“Our village was under occupation for almost a month, until March 30. During that time there were about 500 Russian soldiers in our village and about 2,000 in the neighboring village of Ivanivka.
“I can’t call Russian soldiers humans. They are creatures for me, ‘orks,’ as they terrorize and beat people into the village. They regularly took some men out of hidings, fired shots at their heads and then repeatedly entertained them.
“Around 50 houses in the 150 of the village have been destroyed and 12 of our villagers were killed by the Russians.”
He said the Russians would continue to bomb and mine farms because they know Ukraine is the breadbasket of Europe and they want to destroy the food chain.
“On my farm the Russians killed cows that survived the shelling,” he said. “Some were shot for fun because they were mooing too loudly with the hunger. They even killed some to eat on the barbecue. In total we lost 110 cows and calves.
“The Russians bomb farms and machinery in all the hostilities of the regions. These are civilian, not military objects. There is no doubt they do this on purpose. They know well that Ukraine is an agrarian country, where the share of agriculture (gross domestic product) is up to 15 percent. That is why they are deliberately destroying the bases of our food security and economics. “
Tkachenko and his staff are starting to rebuild the farm; Since April 20 they ‘ve been trying to plant crops in the fields. But his land is full of mines left by the Russians and demining takes a long time.
He said, “We still hope to sow some crops, though our machinery is most recently destroyed. Shrapnel and direct fire damaged our fuel tanks, so we lacked diesel. Luckily almost all our staff survived, and we have to take care of them and give them jobs.
“We couldn’t remove the dead animals from the farm until April 10, when a plot in the outskirts of the village was demined and we received permission from our local administration and veterinary service to bury the corpses there.
“Currently we are repairing the farm buildings, and the DeLaval service team is helping us repair the milking parlor. We have gathered cows that ran away from the farm during shelling and hope to restart milking some cows in three weeks’ time. “
Because there are no formal compensation systems to rebuild farms in Ukraine just yet, Tkachenko is relying on outside help to start the farm again.
He said, “We received a StarLink system from our colleague Kees Huizinga of Kischenzi Farm, a member of the Association of Milk Producers and the Ukrainian Agri Council.
“Thanks to that, we set up an internet connection in the building that substitutes as our farm office, though there is still no cell connection and problems with electricity.
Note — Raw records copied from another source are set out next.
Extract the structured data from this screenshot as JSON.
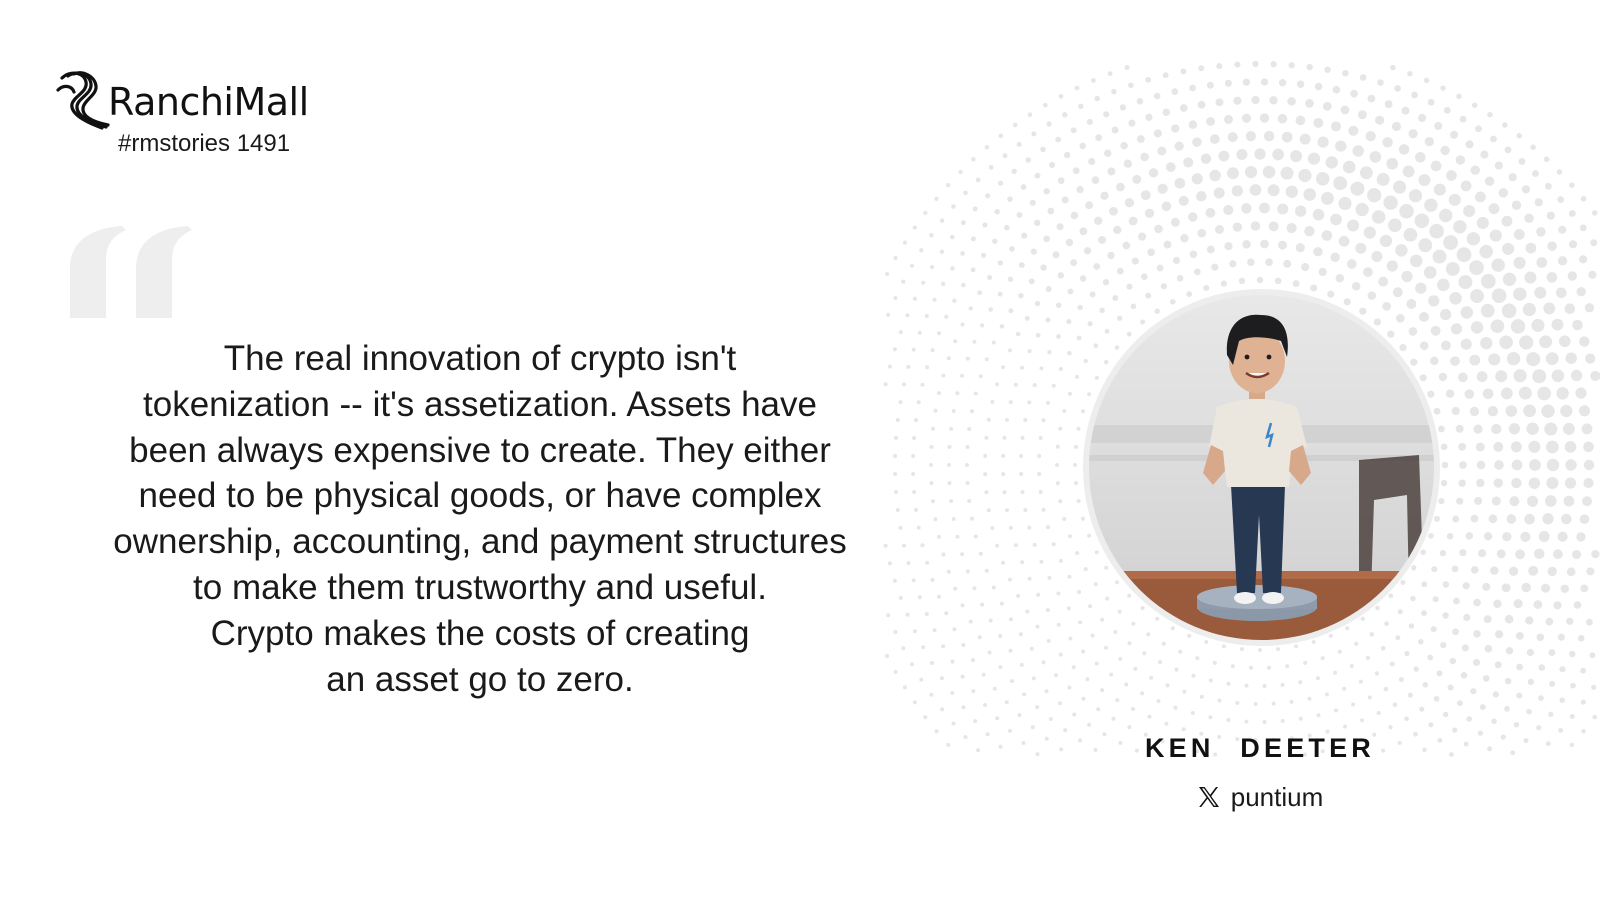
{
  "brand": {
    "name": "RanchiMall",
    "tag": "#rmstories 1491",
    "logo_icon": "ranchimall-swirl-icon"
  },
  "quote": {
    "mark_icon": "open-quote-icon",
    "lines": [
      "The real innovation of crypto isn't",
      "tokenization -- it's assetization. Assets have",
      "been always expensive to create. They either",
      "need to be physical goods, or have complex",
      "ownership, accounting, and payment structures",
      "to make them trustworthy and useful.",
      "Crypto makes the costs of creating",
      "an asset go to zero."
    ]
  },
  "author": {
    "name": "KEN DEETER",
    "handle": "puntium",
    "social_icon": "x-logo-icon",
    "photo": "author-photo"
  },
  "colors": {
    "background": "#ffffff",
    "text": "#1a1a1a",
    "quote_mark": "#eeeeee",
    "dots": "#e6e6e6"
  }
}
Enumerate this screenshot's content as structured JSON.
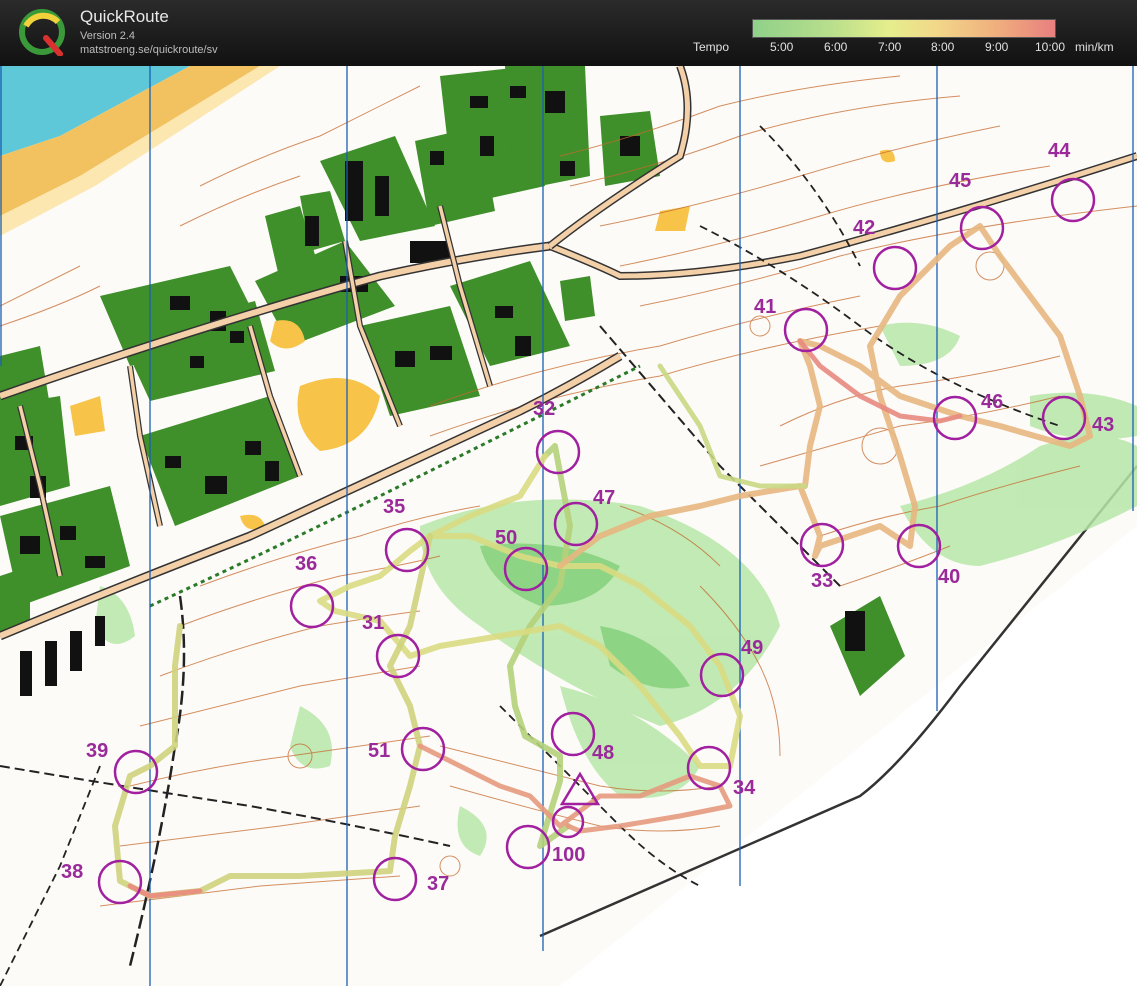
{
  "app": {
    "title": "QuickRoute",
    "version": "Version 2.4",
    "url": "matstroeng.se/quickroute/sv"
  },
  "legend": {
    "label": "Tempo",
    "ticks": [
      "5:00",
      "6:00",
      "7:00",
      "8:00",
      "9:00",
      "10:00"
    ],
    "unit": "min/km",
    "colors": {
      "fast": "#8fd18a",
      "mid": "#e5ee8c",
      "slow": "#e87f7f"
    }
  },
  "map": {
    "colors": {
      "water": "#5ec8d8",
      "sand": "#f3c260",
      "forest_green": "#3f8f2b",
      "open_land": "#f7c348",
      "contour": "#c56a2e",
      "vegetation": "#b7e6a8",
      "control": "#a020a0",
      "meridian": "#1a5fb4"
    },
    "controls": [
      {
        "id": "31",
        "label": "31"
      },
      {
        "id": "32",
        "label": "32"
      },
      {
        "id": "33",
        "label": "33"
      },
      {
        "id": "34",
        "label": "34"
      },
      {
        "id": "35",
        "label": "35"
      },
      {
        "id": "36",
        "label": "36"
      },
      {
        "id": "37",
        "label": "37"
      },
      {
        "id": "38",
        "label": "38"
      },
      {
        "id": "39",
        "label": "39"
      },
      {
        "id": "40",
        "label": "40"
      },
      {
        "id": "41",
        "label": "41"
      },
      {
        "id": "42",
        "label": "42"
      },
      {
        "id": "43",
        "label": "43"
      },
      {
        "id": "44",
        "label": "44"
      },
      {
        "id": "45",
        "label": "45"
      },
      {
        "id": "46",
        "label": "46"
      },
      {
        "id": "47",
        "label": "47"
      },
      {
        "id": "48",
        "label": "48"
      },
      {
        "id": "49",
        "label": "49"
      },
      {
        "id": "50",
        "label": "50"
      },
      {
        "id": "51",
        "label": "51"
      },
      {
        "id": "100",
        "label": "100"
      }
    ]
  }
}
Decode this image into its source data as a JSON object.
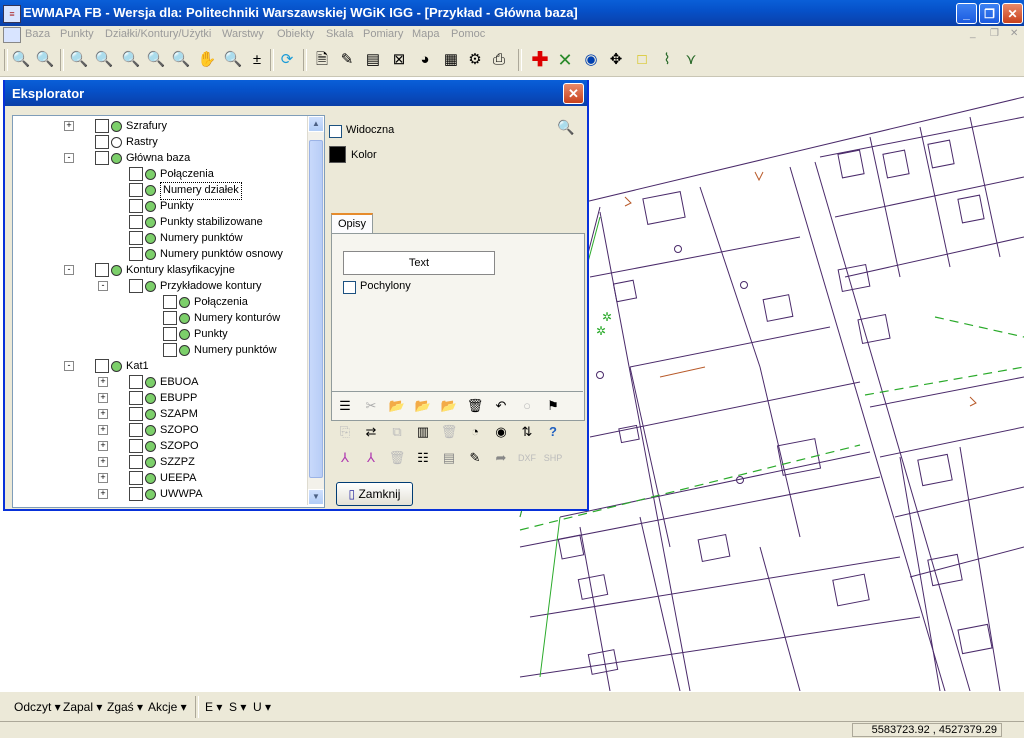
{
  "window": {
    "title": "EWMAPA FB - Wersja dla: Politechniki Warszawskiej WGiK IGG - [Przykład - Główna baza]"
  },
  "menu": [
    "Baza",
    "Punkty",
    "Działki/Kontury/Użytki",
    "Warstwy",
    "Obiekty",
    "Skala",
    "Pomiary",
    "Mapa",
    "Pomoc"
  ],
  "explorer": {
    "title": "Eksplorator",
    "tree": [
      {
        "label": "Szrafury",
        "level": 0,
        "expander": "+"
      },
      {
        "label": "Rastry",
        "level": 0,
        "expander": ""
      },
      {
        "label": "Główna baza",
        "level": 0,
        "expander": "-"
      },
      {
        "label": "Połączenia",
        "level": 1,
        "expander": ""
      },
      {
        "label": "Numery działek",
        "level": 1,
        "expander": "",
        "selected": true
      },
      {
        "label": "Punkty",
        "level": 1,
        "expander": ""
      },
      {
        "label": "Punkty stabilizowane",
        "level": 1,
        "expander": ""
      },
      {
        "label": "Numery punktów",
        "level": 1,
        "expander": ""
      },
      {
        "label": "Numery punktów osnowy",
        "level": 1,
        "expander": ""
      },
      {
        "label": "Kontury klasyfikacyjne",
        "level": 0,
        "expander": "-"
      },
      {
        "label": "Przykładowe kontury",
        "level": 1,
        "expander": "-"
      },
      {
        "label": "Połączenia",
        "level": 2,
        "expander": ""
      },
      {
        "label": "Numery konturów",
        "level": 2,
        "expander": ""
      },
      {
        "label": "Punkty",
        "level": 2,
        "expander": ""
      },
      {
        "label": "Numery punktów",
        "level": 2,
        "expander": ""
      },
      {
        "label": "Kat1",
        "level": 0,
        "expander": "-"
      },
      {
        "label": "EBUOA",
        "level": 1,
        "expander": "+"
      },
      {
        "label": "EBUPP",
        "level": 1,
        "expander": "+"
      },
      {
        "label": "SZAPM",
        "level": 1,
        "expander": "+"
      },
      {
        "label": "SZOPO",
        "level": 1,
        "expander": "+"
      },
      {
        "label": "SZOPO",
        "level": 1,
        "expander": "+"
      },
      {
        "label": "SZZPZ",
        "level": 1,
        "expander": "+"
      },
      {
        "label": "UEEPA",
        "level": 1,
        "expander": "+"
      },
      {
        "label": "UWWPA",
        "level": 1,
        "expander": "+"
      }
    ],
    "widoczna_label": "Widoczna",
    "kolor_label": "Kolor",
    "tab_label": "Opisy",
    "text_button": "Text",
    "pochylony_label": "Pochylony",
    "close_button": "Zamknij"
  },
  "status": {
    "buttons": [
      "Odczyt",
      "Zapal",
      "Zgaś",
      "Akcje",
      "E",
      "S",
      "U"
    ],
    "coordinates": "5583723.92 , 4527379.29"
  },
  "colors": {
    "titlebar": "#0651c9",
    "map_lines": "#4a2a6a",
    "map_green": "#2aaa2a"
  }
}
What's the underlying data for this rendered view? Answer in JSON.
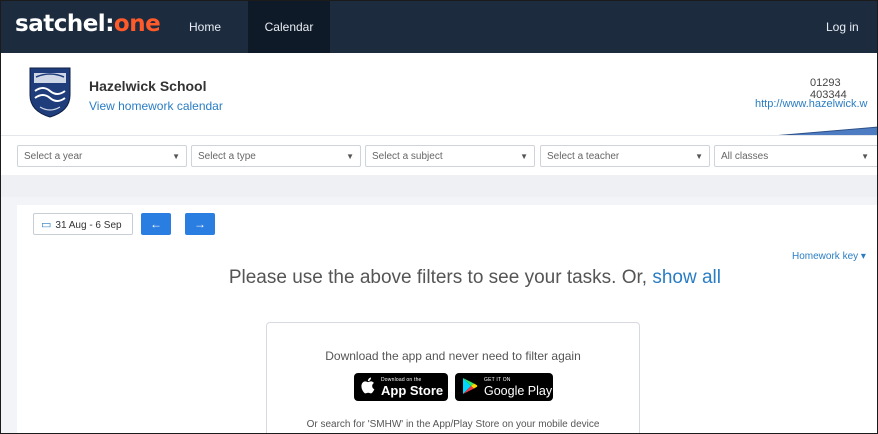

Our neighbor farms also helped us fuel with the diesel generator.
“We have a long way to go before we restore, but we believe in the victory of Ukraine, and we are not going to quit our agrarian business or stop the farm.”
The Kyiv, Kharkiv and Chernihiv regions were the top three dairy regions of Ukraine in 2022; Together they supplied 30 percent of total industrial milk to processing.
The Association of Milk Producers together with the Pig Producers of Ukraine and the Ukrainian Agri Council, under the approval and support of the Ministry of Agriculture and Food and the State Service of Ukraine, has launched a special project – “Marshall Plan for Livestock of Ukraine.” Together they are gathering and supplying farms with humanitarian veterinarian medicine and instruments, feed ingredients and milking hygiene aids needed for the next few months.
With 20 years of experience behind him, award-winning agricultural journalist Chris McCullough is always on the hunt for his next story. He grew up on a family dairy farm in the heart of Northern Ireland and is based on the east coast. He travels around the world to bring readers international news. He has many friends and colleagues in Ukraine.